The best part? No matter what your page is for – it can always convert better.
The most obvious business reason to start a testing and optimization process is the economics – do it right and you’ll get a higher return on your marketing spend. A no-brainer.
Aside from the financial angle, other benefits include:
It’s time to realize that internal democracy, experience, and the HIPPO’s (HIghest Paid Person’s Opinion) really don’t matter. Having a disagreement about a concept? Then test it. Let the crowd decide.
It’s true that you still need the expertise of your team in order to create a new version of the page to test, but instead of debating who’s right ahead of time, run an experiment and discuss the results.

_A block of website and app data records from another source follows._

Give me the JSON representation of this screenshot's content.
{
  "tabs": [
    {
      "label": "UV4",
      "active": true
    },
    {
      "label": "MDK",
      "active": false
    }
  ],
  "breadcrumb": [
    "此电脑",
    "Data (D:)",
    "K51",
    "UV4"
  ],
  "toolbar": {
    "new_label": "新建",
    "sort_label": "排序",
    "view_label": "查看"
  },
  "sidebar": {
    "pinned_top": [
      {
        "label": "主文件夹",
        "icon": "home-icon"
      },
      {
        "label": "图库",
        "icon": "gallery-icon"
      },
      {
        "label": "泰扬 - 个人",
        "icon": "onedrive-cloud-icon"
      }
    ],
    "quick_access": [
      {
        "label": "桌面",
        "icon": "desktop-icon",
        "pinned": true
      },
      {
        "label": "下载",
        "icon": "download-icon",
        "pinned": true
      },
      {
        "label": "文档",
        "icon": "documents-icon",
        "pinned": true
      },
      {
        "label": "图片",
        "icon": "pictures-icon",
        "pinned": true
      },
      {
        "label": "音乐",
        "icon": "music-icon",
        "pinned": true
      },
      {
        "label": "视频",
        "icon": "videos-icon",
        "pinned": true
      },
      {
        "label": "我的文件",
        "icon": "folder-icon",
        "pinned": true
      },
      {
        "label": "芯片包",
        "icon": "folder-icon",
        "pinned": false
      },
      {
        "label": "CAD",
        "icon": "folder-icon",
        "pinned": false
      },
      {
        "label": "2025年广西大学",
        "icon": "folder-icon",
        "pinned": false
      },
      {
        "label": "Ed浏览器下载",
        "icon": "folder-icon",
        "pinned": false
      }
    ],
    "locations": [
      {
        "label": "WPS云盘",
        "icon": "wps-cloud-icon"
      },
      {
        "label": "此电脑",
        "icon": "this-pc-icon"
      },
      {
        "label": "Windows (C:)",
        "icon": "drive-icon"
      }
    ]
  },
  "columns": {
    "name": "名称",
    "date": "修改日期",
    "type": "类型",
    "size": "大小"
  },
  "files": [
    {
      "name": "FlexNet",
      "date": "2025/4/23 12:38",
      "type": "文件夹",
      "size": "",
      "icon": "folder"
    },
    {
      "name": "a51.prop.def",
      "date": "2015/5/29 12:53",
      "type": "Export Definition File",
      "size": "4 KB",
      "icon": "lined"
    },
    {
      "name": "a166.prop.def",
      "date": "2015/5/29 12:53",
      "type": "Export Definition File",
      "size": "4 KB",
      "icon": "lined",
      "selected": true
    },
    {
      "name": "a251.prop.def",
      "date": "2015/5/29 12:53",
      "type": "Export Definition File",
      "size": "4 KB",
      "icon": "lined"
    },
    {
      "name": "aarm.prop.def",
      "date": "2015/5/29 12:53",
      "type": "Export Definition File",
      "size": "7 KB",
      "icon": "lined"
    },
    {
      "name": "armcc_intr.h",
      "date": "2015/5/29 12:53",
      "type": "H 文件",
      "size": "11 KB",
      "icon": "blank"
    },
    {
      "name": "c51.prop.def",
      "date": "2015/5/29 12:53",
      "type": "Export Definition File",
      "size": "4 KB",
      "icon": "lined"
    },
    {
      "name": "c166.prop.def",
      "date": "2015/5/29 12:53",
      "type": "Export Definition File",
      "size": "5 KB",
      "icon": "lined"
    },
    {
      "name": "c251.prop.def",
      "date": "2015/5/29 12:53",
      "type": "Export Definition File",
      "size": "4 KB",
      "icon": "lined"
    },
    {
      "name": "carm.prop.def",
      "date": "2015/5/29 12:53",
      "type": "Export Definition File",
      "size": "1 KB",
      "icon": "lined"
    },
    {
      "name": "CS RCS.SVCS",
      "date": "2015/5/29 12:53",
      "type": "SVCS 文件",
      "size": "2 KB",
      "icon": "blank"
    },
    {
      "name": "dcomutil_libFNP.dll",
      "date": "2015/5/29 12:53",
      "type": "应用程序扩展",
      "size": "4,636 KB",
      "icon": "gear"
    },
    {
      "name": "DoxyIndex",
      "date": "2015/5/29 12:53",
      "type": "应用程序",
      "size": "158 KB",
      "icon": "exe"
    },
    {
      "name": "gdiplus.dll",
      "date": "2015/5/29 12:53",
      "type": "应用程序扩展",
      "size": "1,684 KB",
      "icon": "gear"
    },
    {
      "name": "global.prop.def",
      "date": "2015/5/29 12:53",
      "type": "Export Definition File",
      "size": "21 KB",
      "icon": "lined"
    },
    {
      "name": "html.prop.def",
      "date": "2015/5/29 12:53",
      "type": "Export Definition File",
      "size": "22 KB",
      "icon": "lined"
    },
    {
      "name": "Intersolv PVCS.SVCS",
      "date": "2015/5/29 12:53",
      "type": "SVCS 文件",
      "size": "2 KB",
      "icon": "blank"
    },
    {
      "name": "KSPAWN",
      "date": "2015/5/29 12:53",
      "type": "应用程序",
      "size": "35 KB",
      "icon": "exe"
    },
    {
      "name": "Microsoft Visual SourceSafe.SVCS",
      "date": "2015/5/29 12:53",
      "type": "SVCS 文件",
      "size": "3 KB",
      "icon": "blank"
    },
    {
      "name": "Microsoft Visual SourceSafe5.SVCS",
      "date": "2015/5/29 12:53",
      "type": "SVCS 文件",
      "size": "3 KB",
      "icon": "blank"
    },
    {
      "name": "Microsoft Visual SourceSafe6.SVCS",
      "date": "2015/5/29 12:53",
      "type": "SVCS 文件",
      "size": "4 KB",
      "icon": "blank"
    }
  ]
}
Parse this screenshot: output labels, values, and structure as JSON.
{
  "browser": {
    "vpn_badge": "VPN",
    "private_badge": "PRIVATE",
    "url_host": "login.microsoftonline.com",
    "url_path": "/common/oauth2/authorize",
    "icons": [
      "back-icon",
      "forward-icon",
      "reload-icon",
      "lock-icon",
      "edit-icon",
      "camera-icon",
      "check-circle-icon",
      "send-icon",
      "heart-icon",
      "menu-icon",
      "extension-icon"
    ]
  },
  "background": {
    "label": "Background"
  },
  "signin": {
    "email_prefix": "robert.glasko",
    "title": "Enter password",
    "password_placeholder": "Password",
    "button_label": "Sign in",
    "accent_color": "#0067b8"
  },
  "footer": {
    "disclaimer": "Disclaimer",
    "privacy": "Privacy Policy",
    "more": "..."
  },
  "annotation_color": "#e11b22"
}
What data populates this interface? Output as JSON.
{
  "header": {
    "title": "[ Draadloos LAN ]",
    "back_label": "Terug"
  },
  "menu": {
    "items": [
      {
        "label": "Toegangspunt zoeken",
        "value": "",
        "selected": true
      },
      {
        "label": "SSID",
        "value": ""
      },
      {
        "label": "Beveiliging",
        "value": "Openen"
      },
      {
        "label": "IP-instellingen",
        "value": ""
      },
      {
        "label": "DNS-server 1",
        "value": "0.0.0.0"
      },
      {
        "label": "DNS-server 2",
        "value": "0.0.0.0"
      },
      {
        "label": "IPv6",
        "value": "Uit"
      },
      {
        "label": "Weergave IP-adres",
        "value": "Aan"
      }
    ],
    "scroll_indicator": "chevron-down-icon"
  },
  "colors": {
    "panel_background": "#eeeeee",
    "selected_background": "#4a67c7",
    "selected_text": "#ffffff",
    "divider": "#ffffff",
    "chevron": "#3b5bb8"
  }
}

You’ll learn which message or design works best for the people who truly pay your salary.
The foundation of conversion rate optimization is what’s called an “experiment”. This is where you create competing page variants and simultaneously run traffic to each page to see which has the highest conversion rate.
Something to note is that you need to run enough traffic through the experiment and leave it running long enough to obtain statistically viable data – testing tools call this the confidence level. By allowing the test to run for at least a few weeks, you can remove daily variance from the statistics (perhaps people react differently to your weekend Vegas vacation ad during the week compared to a Saturday).
There are two primary testing methodologies:
Optimization is the process of iteratively repeating test experiments to improve their effectiveness.
This is a very common question and ultimately depends on the content and purpose of your page. However there are some basic elements that most people can test as a starting point.
Getting started: When deciding on what to test in your first (or any) experiment, it helps to have a checklist of common problems to rate your page in it’s current state. The 5-minute conversion scorecard can help you identify any major holes in your page. Pick a page on your site (ideally a standalone landing page, but you can try it on any page as an exercise) and see what score you get. Any items left unchecked can be used as a to-do list for your first experiment.